The rest of the museum was huge, filled with paintings (more than 3.o00!) and bronze statues, and even interesting, but slightly maze-like and ultimately exhausting. As we walked down, once again looking around for the weirdo, we paid a brief visit to the Eremitani's church (with its Mantegna's frescoes unfortunately almost totally pulverized by a a couple of air bombs during the last stage of WWII), not before having made a call to my grandmother in the occasion of her 85th birthday. As we walked downtown, our mood was already back to normal and a nice trio playing Bach, Mozart and Vivaldi at a street corner made it even better.

After having been closed in a museum for almost 3 hours, we walked for a long while around the centre of the city, finding the two main central squares of the city used in the very same way they were used 500 years ago: fruit and vegetables markets. We were also looking for a very specific thing: brown thread and a needle, but we were unlucky in our search for the better part of the day. And we walked, and we walked, saw the tower of the clock, the various important palaces, the side streets and reached the cathedral... once again closed for lunch. Through the former ghetto's narrow streets we walked to "prato della valle" (left), an immense open space in the middle of the city with at the centre a nice little park surrounded by a channel and ornate by dozens of statues, where we (ok, I, on the right) finally decided to have a break.

Next step, the "Chiesa del Santo", meaning the church of Saint Anthony from Padua, famous and venerated for his miracles and where I myself stood in prayer next to the saint's coffin, probably to Susanne's surprise. Having visited the whole church and his many, wonderful, cloisters, we left the church, smiling to the scores of visitors, especially americans and russians, rejected at the entrance for inappropriate clothing (despite the warmth, Susanne had been wise enough to bring a jacket to cover her shoulders every day, and Saint Anthony's guardians are notoriously among the most strict enforcers of the dress code for churches, second only to the ones of Saint Peter in Rome).
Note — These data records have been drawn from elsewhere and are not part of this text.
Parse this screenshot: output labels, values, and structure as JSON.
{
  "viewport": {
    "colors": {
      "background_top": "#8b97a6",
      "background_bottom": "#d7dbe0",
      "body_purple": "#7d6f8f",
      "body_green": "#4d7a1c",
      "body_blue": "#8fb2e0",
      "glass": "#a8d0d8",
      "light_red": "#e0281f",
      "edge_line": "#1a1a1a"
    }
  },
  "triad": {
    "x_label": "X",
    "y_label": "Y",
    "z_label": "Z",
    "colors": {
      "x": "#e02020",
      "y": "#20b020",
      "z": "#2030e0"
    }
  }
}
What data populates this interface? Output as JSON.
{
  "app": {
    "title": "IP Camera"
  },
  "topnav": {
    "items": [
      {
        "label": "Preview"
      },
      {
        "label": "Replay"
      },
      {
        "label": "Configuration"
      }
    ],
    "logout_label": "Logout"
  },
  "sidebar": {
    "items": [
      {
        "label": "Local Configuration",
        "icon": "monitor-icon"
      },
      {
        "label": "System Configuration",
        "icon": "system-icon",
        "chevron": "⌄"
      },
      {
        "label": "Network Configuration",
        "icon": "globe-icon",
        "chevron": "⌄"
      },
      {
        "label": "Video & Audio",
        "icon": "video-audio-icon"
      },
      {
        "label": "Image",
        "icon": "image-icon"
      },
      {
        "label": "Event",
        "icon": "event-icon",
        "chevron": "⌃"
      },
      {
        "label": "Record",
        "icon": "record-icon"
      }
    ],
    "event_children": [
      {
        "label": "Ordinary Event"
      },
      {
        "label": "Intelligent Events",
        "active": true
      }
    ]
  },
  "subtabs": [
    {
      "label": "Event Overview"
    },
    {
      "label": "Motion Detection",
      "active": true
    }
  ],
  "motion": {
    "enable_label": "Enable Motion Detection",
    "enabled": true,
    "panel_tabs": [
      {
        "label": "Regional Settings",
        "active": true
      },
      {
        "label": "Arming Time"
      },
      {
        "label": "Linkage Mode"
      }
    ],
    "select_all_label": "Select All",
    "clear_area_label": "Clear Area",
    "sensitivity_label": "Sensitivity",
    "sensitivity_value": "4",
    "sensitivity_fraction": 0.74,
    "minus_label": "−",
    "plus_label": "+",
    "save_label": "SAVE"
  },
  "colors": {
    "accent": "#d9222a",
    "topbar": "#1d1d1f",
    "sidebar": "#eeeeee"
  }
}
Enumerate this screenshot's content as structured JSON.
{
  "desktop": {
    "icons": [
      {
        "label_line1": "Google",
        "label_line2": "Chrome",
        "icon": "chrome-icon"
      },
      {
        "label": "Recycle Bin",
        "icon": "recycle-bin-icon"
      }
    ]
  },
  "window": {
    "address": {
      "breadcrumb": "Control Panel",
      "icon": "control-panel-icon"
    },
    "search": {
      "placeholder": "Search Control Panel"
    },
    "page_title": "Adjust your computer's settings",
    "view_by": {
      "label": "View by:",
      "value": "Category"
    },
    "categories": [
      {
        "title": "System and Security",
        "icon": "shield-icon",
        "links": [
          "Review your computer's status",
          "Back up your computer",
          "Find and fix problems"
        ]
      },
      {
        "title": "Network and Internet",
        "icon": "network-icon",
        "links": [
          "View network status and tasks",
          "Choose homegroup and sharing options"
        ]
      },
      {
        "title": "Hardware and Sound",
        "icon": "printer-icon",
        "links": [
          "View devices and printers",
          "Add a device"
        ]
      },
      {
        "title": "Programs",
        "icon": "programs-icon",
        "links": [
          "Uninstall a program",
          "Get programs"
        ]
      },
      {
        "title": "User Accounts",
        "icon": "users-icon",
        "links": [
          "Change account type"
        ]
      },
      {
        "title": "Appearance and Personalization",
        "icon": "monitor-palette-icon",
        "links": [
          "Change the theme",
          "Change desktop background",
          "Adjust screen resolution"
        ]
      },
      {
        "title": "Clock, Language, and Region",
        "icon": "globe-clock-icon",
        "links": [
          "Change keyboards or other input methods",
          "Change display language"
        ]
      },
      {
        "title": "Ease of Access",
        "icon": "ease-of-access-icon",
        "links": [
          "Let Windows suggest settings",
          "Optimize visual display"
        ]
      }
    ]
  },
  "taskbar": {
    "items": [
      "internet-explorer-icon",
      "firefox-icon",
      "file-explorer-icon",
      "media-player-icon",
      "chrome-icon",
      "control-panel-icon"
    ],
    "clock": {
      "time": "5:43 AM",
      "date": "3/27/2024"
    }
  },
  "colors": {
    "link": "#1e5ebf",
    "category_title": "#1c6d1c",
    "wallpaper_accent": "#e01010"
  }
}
And there we went again, walking around the city, having a quick lunch at a sushi bar (I love sushi...) and then looking for the university and it's hall frescoes with the coat of arms of ancient students. At that point, we call the cultural visit over and we indulged in a typical pleasure of Padua: the "Spritz", which is a kind of light cocktail made of prosecco, soda and campari or aperol. We sat in piazza delle erbe and enjoyed a bit of relax when I was called by a friend of mine from Padua and recently mom, Sveva, who regretted the fact she was just back from another city and couldn't meet me. She also revealed me that another old friend of mine, Federico, had his law firm at less than 200 meters from where we were and so, as soon as the call was over, I gave him a call and half a hour later, there we were, reminiscing old times (between Federico and Alessandra, I bet Susanne has joining ELSA at the top of her "never to do" list).

Said goodbye to Federico, we set towards the station, paid homage at the library we had seen in the morning (without buying anything, amazingly) and boarded the train, reaching Montagnana once again with a bit of anxiety due the renewed difficulty of identifying the right station coming from the opposite direction that we had gotten used in the previous days.

Wednesday 11th - Montagnana - The last night

Once arrived in Montagnana, we made a last tour of the city before the sunset, taking a couple of pictures of its walls. Then, a quick grocery shopping for the next morning and a kebab were arranged and we headed home to prepare everything for the day after that would had seen us heading at a very early hour towards Venice where we would had stayed for the next two days .

And yes, if you are wondering by now... the bloody toothpaste was forgotten again.

1 comment:

Anonymous said...

Actually the thing with the guide didnt started as he talked to you... it stated as he nearly run into me as I steped from one room in the next one and than started talking with me.
Didnt I told you?